### WHAT YOU NEED TO DO
Locate "Enumerate this screenshot's" in the records below, then copy its line and every following line exactly, without the pictures.

### PROVIDED DATA
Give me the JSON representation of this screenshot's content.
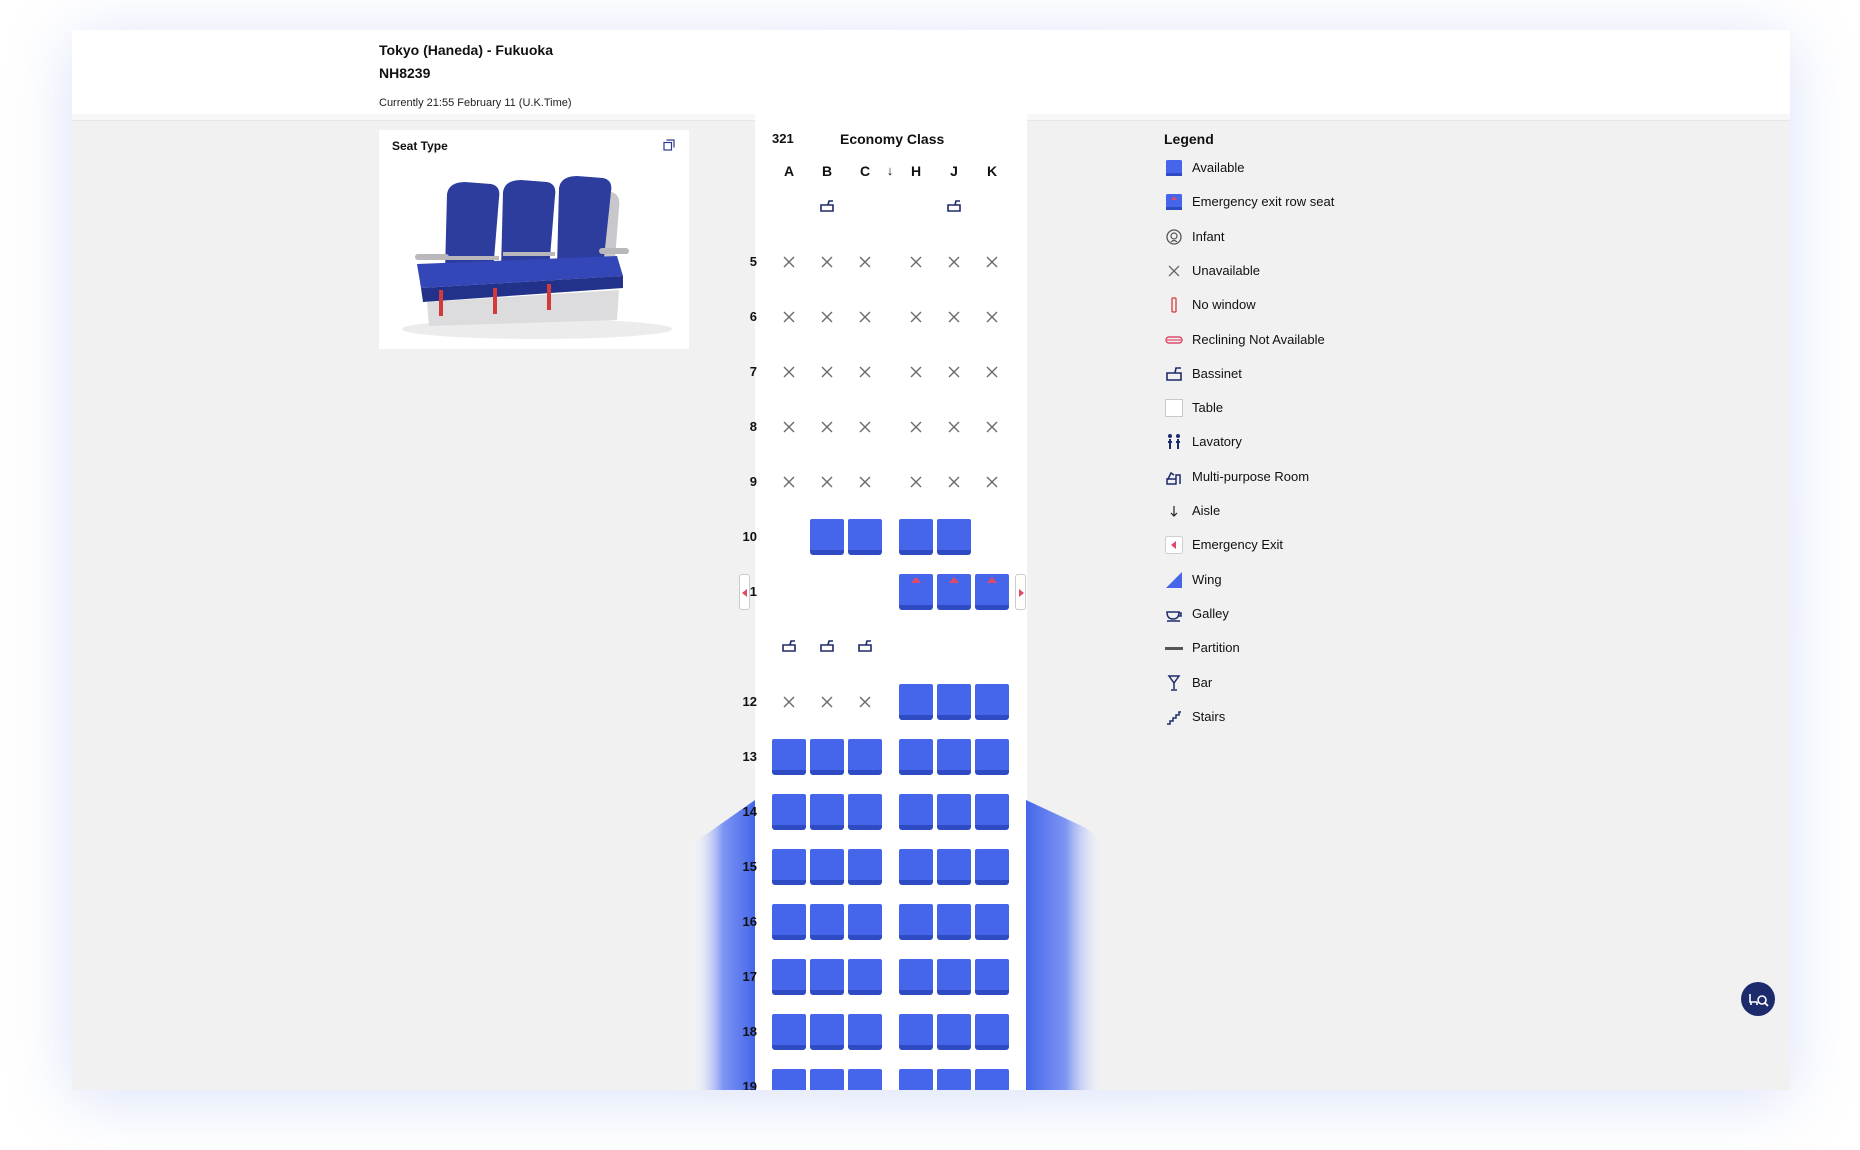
{
  "header": {
    "route": "Tokyo (Haneda)  -  Fukuoka",
    "flight_number": "NH8239",
    "current_time": "Currently 21:55 February 11 (U.K.Time)"
  },
  "seat_type_panel": {
    "title": "Seat Type",
    "expand_icon": "expand-icon",
    "image": "economy-seat-illustration"
  },
  "cabin": {
    "aircraft_code": "321",
    "class_name": "Economy Class",
    "columns": [
      "A",
      "B",
      "C",
      "H",
      "J",
      "K"
    ],
    "aisle_symbol": "↓",
    "rows": [
      {
        "number": "",
        "seats": [
          "",
          "bassinet",
          "",
          "",
          "bassinet",
          ""
        ]
      },
      {
        "number": "5",
        "seats": [
          "unavailable",
          "unavailable",
          "unavailable",
          "unavailable",
          "unavailable",
          "unavailable"
        ]
      },
      {
        "number": "6",
        "seats": [
          "unavailable",
          "unavailable",
          "unavailable",
          "unavailable",
          "unavailable",
          "unavailable"
        ]
      },
      {
        "number": "7",
        "seats": [
          "unavailable",
          "unavailable",
          "unavailable",
          "unavailable",
          "unavailable",
          "unavailable"
        ]
      },
      {
        "number": "8",
        "seats": [
          "unavailable",
          "unavailable",
          "unavailable",
          "unavailable",
          "unavailable",
          "unavailable"
        ]
      },
      {
        "number": "9",
        "seats": [
          "unavailable",
          "unavailable",
          "unavailable",
          "unavailable",
          "unavailable",
          "unavailable"
        ]
      },
      {
        "number": "10",
        "seats": [
          "",
          "available",
          "available",
          "available",
          "available",
          ""
        ]
      },
      {
        "number": "11",
        "seats": [
          "",
          "",
          "",
          "exit-row",
          "exit-row",
          "exit-row"
        ],
        "emergency_exit": true
      },
      {
        "number": "",
        "seats": [
          "bassinet",
          "bassinet",
          "bassinet",
          "",
          "",
          ""
        ]
      },
      {
        "number": "12",
        "seats": [
          "unavailable",
          "unavailable",
          "unavailable",
          "available",
          "available",
          "available"
        ]
      },
      {
        "number": "13",
        "seats": [
          "available",
          "available",
          "available",
          "available",
          "available",
          "available"
        ]
      },
      {
        "number": "14",
        "seats": [
          "available",
          "available",
          "available",
          "available",
          "available",
          "available"
        ]
      },
      {
        "number": "15",
        "seats": [
          "available",
          "available",
          "available",
          "available",
          "available",
          "available"
        ]
      },
      {
        "number": "16",
        "seats": [
          "available",
          "available",
          "available",
          "available",
          "available",
          "available"
        ]
      },
      {
        "number": "17",
        "seats": [
          "available",
          "available",
          "available",
          "available",
          "available",
          "available"
        ]
      },
      {
        "number": "18",
        "seats": [
          "available",
          "available",
          "available",
          "available",
          "available",
          "available"
        ]
      },
      {
        "number": "19",
        "seats": [
          "available",
          "available",
          "available",
          "available",
          "available",
          "available"
        ]
      }
    ]
  },
  "legend": {
    "title": "Legend",
    "items": [
      {
        "label": "Available",
        "icon": "available-seat-icon"
      },
      {
        "label": "Emergency exit row seat",
        "icon": "exit-row-seat-icon"
      },
      {
        "label": "Infant",
        "icon": "infant-icon"
      },
      {
        "label": "Unavailable",
        "icon": "unavailable-icon"
      },
      {
        "label": "No window",
        "icon": "no-window-icon"
      },
      {
        "label": "Reclining Not Available",
        "icon": "reclining-not-available-icon"
      },
      {
        "label": "Bassinet",
        "icon": "bassinet-icon"
      },
      {
        "label": "Table",
        "icon": "table-icon"
      },
      {
        "label": "Lavatory",
        "icon": "lavatory-icon"
      },
      {
        "label": "Multi-purpose Room",
        "icon": "multi-purpose-room-icon"
      },
      {
        "label": "Aisle",
        "icon": "aisle-icon"
      },
      {
        "label": "Emergency Exit",
        "icon": "emergency-exit-icon"
      },
      {
        "label": "Wing",
        "icon": "wing-icon"
      },
      {
        "label": "Galley",
        "icon": "galley-icon"
      },
      {
        "label": "Partition",
        "icon": "partition-icon"
      },
      {
        "label": "Bar",
        "icon": "bar-icon"
      },
      {
        "label": "Stairs",
        "icon": "stairs-icon"
      }
    ]
  },
  "colors": {
    "seat": "#4566ea",
    "seat_base": "#2f4bc4",
    "exit_marker": "#e04a6a",
    "fab": "#1d2a6b"
  },
  "fab": {
    "icon": "seat-search-icon"
  }
}
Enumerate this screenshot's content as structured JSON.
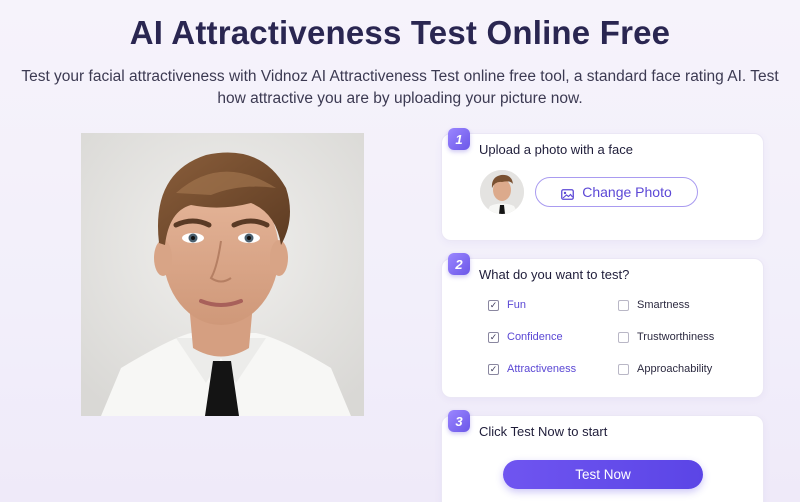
{
  "header": {
    "title": "AI Attractiveness Test Online Free",
    "subtitle": "Test your facial attractiveness with Vidnoz AI Attractiveness Test online free tool, a standard face rating AI. Test how attractive you are by uploading your picture now."
  },
  "step1": {
    "number": "1",
    "heading": "Upload a photo with a face",
    "button_label": "Change Photo",
    "button_icon": "image-icon"
  },
  "step2": {
    "number": "2",
    "heading": "What do you want to test?",
    "options": [
      {
        "label": "Fun",
        "checked": true
      },
      {
        "label": "Smartness",
        "checked": false
      },
      {
        "label": "Confidence",
        "checked": true
      },
      {
        "label": "Trustworthiness",
        "checked": false
      },
      {
        "label": "Attractiveness",
        "checked": true
      },
      {
        "label": "Approachability",
        "checked": false
      }
    ]
  },
  "step3": {
    "number": "3",
    "heading": "Click Test Now to start",
    "button_label": "Test Now"
  },
  "colors": {
    "accent": "#5c48d6",
    "title": "#2a2651",
    "button_gradient_start": "#6f55f0",
    "button_gradient_end": "#5b45e6"
  }
}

### RESULT FOR THIS TASK
Enumerate this screenshot's content as structured JSON.
{
  "header": {
    "title": "AI Attractiveness Test Online Free",
    "subtitle": "Test your facial attractiveness with Vidnoz AI Attractiveness Test online free tool, a standard face rating AI. Test how attractive you are by uploading your picture now."
  },
  "step1": {
    "number": "1",
    "heading": "Upload a photo with a face",
    "button_label": "Change Photo",
    "button_icon": "image-icon"
  },
  "step2": {
    "number": "2",
    "heading": "What do you want to test?",
    "options": [
      {
        "label": "Fun",
        "checked": true
      },
      {
        "label": "Smartness",
        "checked": false
      },
      {
        "label": "Confidence",
        "checked": true
      },
      {
        "label": "Trustworthiness",
        "checked": false
      },
      {
        "label": "Attractiveness",
        "checked": true
      },
      {
        "label": "Approachability",
        "checked": false
      }
    ]
  },
  "step3": {
    "number": "3",
    "heading": "Click Test Now to start",
    "button_label": "Test Now"
  },
  "colors": {
    "accent": "#5c48d6",
    "title": "#2a2651",
    "button_gradient_start": "#6f55f0",
    "button_gradient_end": "#5b45e6"
  }
}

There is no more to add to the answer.